Data records for software interfaces:

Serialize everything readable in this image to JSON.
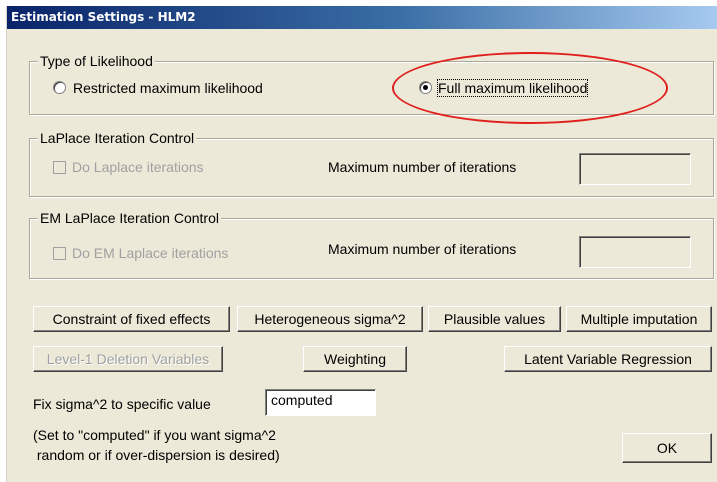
{
  "window": {
    "title": "Estimation Settings - HLM2"
  },
  "likelihood": {
    "title": "Type of Likelihood",
    "option_restricted": "Restricted maximum likelihood",
    "option_full": "Full maximum likelihood",
    "selected": "Full maximum likelihood"
  },
  "laplace": {
    "title": "LaPlace Iteration Control",
    "checkbox_label": "Do Laplace iterations",
    "checked": false,
    "max_label": "Maximum number of  iterations",
    "max_value": ""
  },
  "em_laplace": {
    "title": "EM LaPlace Iteration Control",
    "checkbox_label": "Do  EM Laplace iterations",
    "checked": false,
    "max_label": "Maximum number of iterations",
    "max_value": ""
  },
  "buttons": {
    "constraint": "Constraint of fixed effects",
    "hetero": "Heterogeneous sigma^2",
    "plausible": "Plausible values",
    "multiple": "Multiple imputation",
    "deletion": "Level-1 Deletion Variables",
    "weighting": "Weighting",
    "latent": "Latent Variable Regression",
    "ok": "OK"
  },
  "sigma": {
    "label": "Fix sigma^2 to specific value",
    "value": "computed",
    "note_line1": "(Set to \"computed\" if you want sigma^2",
    "note_line2": " random or if over-dispersion is desired)"
  },
  "colors": {
    "dialog_bg": "#ece9d8",
    "title_start": "#0a246a",
    "title_end": "#a6caf0",
    "annotation": "#e0201c"
  }
}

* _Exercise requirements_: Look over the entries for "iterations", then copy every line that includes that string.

* _Exercise response_:
    "checkbox_label": "Do Laplace iterations",
    "max_label": "Maximum number of  iterations",
    "checkbox_label": "Do  EM Laplace iterations",
    "max_label": "Maximum number of iterations",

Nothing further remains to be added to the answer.